ACTIVITY — Retype the data exactly, so that every line matches the original.

══ WORKING DATA

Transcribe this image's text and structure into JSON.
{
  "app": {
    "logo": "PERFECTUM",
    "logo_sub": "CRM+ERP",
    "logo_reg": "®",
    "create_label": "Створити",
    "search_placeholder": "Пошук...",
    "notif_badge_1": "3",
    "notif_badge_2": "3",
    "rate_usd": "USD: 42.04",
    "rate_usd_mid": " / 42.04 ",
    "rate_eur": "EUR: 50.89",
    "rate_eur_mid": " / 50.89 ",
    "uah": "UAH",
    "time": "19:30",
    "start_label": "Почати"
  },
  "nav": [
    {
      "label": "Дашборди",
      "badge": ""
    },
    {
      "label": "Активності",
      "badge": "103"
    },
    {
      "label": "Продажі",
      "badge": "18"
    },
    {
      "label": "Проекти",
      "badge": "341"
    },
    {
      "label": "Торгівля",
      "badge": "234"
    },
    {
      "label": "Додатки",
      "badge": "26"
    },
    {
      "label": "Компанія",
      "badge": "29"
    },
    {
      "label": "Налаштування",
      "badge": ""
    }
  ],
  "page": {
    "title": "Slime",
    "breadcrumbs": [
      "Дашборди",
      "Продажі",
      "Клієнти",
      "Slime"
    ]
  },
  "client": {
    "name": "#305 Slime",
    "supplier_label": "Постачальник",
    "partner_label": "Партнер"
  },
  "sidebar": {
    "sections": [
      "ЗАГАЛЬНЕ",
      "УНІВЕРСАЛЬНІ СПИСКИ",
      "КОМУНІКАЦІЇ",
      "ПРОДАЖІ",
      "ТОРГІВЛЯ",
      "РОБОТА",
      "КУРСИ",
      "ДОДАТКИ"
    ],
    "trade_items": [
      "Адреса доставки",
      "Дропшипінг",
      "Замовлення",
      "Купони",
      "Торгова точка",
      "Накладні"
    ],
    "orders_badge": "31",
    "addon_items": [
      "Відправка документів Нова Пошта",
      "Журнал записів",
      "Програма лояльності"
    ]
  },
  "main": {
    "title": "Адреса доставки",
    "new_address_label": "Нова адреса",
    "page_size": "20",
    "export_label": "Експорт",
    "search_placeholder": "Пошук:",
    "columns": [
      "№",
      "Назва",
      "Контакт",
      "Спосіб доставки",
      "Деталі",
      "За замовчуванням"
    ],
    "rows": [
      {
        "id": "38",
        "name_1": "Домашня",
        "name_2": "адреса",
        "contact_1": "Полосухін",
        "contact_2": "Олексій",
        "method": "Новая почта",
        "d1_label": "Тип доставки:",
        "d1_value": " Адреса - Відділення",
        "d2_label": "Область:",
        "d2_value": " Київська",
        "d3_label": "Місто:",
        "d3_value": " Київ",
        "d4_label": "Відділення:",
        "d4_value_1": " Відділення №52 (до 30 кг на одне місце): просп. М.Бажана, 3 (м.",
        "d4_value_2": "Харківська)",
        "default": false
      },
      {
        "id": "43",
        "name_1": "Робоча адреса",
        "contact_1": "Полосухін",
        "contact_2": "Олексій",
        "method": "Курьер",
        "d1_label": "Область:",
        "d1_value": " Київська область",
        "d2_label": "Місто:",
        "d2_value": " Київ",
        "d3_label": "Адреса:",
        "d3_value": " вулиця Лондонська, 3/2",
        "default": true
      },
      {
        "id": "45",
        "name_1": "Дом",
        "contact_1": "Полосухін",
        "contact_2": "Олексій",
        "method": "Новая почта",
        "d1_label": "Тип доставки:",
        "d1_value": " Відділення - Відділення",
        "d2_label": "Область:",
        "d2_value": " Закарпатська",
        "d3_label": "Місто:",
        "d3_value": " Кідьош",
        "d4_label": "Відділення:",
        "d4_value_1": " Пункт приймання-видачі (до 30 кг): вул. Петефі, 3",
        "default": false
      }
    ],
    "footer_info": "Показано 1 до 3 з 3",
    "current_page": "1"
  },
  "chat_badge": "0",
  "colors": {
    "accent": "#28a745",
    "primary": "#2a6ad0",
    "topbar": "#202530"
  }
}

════

PROBLEM SOLUTION —
Transcribe this image's text and structure into JSON.
{
  "app": {
    "logo": "PERFECTUM",
    "logo_sub": "CRM+ERP",
    "logo_reg": "®",
    "create_label": "Створити",
    "search_placeholder": "Пошук...",
    "notif_badge_1": "3",
    "notif_badge_2": "3",
    "rate_usd": "USD: 42.04",
    "rate_usd_mid": " / 42.04 ",
    "rate_eur": "EUR: 50.89",
    "rate_eur_mid": " / 50.89 ",
    "uah": "UAH",
    "time": "19:30",
    "start_label": "Почати"
  },
  "nav": [
    {
      "label": "Дашборди",
      "badge": ""
    },
    {
      "label": "Активності",
      "badge": "103"
    },
    {
      "label": "Продажі",
      "badge": "18"
    },
    {
      "label": "Проекти",
      "badge": "341"
    },
    {
      "label": "Торгівля",
      "badge": "234"
    },
    {
      "label": "Додатки",
      "badge": "26"
    },
    {
      "label": "Компанія",
      "badge": "29"
    },
    {
      "label": "Налаштування",
      "badge": ""
    }
  ],
  "page": {
    "title": "Slime",
    "breadcrumbs": [
      "Дашборди",
      "Продажі",
      "Клієнти",
      "Slime"
    ]
  },
  "client": {
    "name": "#305 Slime",
    "supplier_label": "Постачальник",
    "partner_label": "Партнер"
  },
  "sidebar": {
    "sections": [
      "ЗАГАЛЬНЕ",
      "УНІВЕРСАЛЬНІ СПИСКИ",
      "КОМУНІКАЦІЇ",
      "ПРОДАЖІ",
      "ТОРГІВЛЯ",
      "РОБОТА",
      "КУРСИ",
      "ДОДАТКИ"
    ],
    "trade_items": [
      "Адреса доставки",
      "Дропшипінг",
      "Замовлення",
      "Купони",
      "Торгова точка",
      "Накладні"
    ],
    "orders_badge": "31",
    "addon_items": [
      "Відправка документів Нова Пошта",
      "Журнал записів",
      "Програма лояльності"
    ]
  },
  "main": {
    "title": "Адреса доставки",
    "new_address_label": "Нова адреса",
    "page_size": "20",
    "export_label": "Експорт",
    "search_placeholder": "Пошук:",
    "columns": [
      "№",
      "Назва",
      "Контакт",
      "Спосіб доставки",
      "Деталі",
      "За замовчуванням"
    ],
    "rows": [
      {
        "id": "38",
        "name_1": "Домашня",
        "name_2": "адреса",
        "contact_1": "Полосухін",
        "contact_2": "Олексій",
        "method": "Новая почта",
        "d1_label": "Тип доставки:",
        "d1_value": " Адреса - Відділення",
        "d2_label": "Область:",
        "d2_value": " Київська",
        "d3_label": "Місто:",
        "d3_value": " Київ",
        "d4_label": "Відділення:",
        "d4_value_1": " Відділення №52 (до 30 кг на одне місце): просп. М.Бажана, 3 (м.",
        "d4_value_2": "Харківська)",
        "default": false
      },
      {
        "id": "43",
        "name_1": "Робоча адреса",
        "contact_1": "Полосухін",
        "contact_2": "Олексій",
        "method": "Курьер",
        "d1_label": "Область:",
        "d1_value": " Київська область",
        "d2_label": "Місто:",
        "d2_value": " Київ",
        "d3_label": "Адреса:",
        "d3_value": " вулиця Лондонська, 3/2",
        "default": true
      },
      {
        "id": "45",
        "name_1": "Дом",
        "contact_1": "Полосухін",
        "contact_2": "Олексій",
        "method": "Новая почта",
        "d1_label": "Тип доставки:",
        "d1_value": " Відділення - Відділення",
        "d2_label": "Область:",
        "d2_value": " Закарпатська",
        "d3_label": "Місто:",
        "d3_value": " Кідьош",
        "d4_label": "Відділення:",
        "d4_value_1": " Пункт приймання-видачі (до 30 кг): вул. Петефі, 3",
        "default": false
      }
    ],
    "footer_info": "Показано 1 до 3 з 3",
    "current_page": "1"
  },
  "chat_badge": "0",
  "colors": {
    "accent": "#28a745",
    "primary": "#2a6ad0",
    "topbar": "#202530"
  }
}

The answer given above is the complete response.